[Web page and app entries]
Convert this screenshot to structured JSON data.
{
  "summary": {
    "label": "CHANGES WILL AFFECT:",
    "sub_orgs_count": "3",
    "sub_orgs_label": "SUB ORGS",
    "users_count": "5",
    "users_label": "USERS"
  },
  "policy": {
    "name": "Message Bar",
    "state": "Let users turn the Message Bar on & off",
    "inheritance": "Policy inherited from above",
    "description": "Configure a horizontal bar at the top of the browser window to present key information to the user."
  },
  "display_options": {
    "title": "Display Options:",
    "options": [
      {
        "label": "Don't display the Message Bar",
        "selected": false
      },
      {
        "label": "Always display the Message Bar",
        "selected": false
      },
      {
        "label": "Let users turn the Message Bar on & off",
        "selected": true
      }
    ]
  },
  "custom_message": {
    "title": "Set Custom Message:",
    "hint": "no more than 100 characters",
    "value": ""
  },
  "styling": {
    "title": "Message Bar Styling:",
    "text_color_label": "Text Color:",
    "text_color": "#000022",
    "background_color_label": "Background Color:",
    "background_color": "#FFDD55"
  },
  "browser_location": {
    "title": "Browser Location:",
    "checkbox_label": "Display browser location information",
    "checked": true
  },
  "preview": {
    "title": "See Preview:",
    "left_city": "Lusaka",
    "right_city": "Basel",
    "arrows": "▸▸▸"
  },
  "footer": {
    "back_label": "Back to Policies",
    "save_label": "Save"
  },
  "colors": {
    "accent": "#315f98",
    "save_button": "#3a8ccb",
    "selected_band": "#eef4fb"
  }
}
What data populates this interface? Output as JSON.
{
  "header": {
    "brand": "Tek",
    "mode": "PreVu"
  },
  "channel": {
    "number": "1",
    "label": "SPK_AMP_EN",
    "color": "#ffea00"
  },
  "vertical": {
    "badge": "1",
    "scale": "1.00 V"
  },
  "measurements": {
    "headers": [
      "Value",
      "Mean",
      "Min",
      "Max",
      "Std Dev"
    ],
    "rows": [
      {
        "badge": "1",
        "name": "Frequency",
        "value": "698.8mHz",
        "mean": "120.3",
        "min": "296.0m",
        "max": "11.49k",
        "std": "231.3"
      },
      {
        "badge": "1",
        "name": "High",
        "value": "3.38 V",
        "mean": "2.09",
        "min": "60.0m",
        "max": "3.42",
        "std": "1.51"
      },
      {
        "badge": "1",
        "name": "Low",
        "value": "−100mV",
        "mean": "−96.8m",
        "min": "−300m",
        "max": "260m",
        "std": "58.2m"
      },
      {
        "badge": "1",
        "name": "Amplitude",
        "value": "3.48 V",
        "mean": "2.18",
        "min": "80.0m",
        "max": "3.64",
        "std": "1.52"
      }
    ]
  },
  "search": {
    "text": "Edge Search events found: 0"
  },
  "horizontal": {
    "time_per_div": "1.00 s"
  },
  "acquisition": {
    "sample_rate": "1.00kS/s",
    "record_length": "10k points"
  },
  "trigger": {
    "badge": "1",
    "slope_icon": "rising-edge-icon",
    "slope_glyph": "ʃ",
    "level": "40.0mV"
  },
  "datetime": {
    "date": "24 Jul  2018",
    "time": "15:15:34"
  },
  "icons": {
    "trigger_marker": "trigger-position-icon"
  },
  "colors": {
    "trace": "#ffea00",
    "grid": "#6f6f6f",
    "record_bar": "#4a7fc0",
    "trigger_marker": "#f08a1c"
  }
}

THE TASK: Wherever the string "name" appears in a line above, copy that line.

ANSWER SPACE:
    "name": "Message Bar",
        "name": "Frequency",
        "name": "High",
        "name": "Low",
        "name": "Amplitude",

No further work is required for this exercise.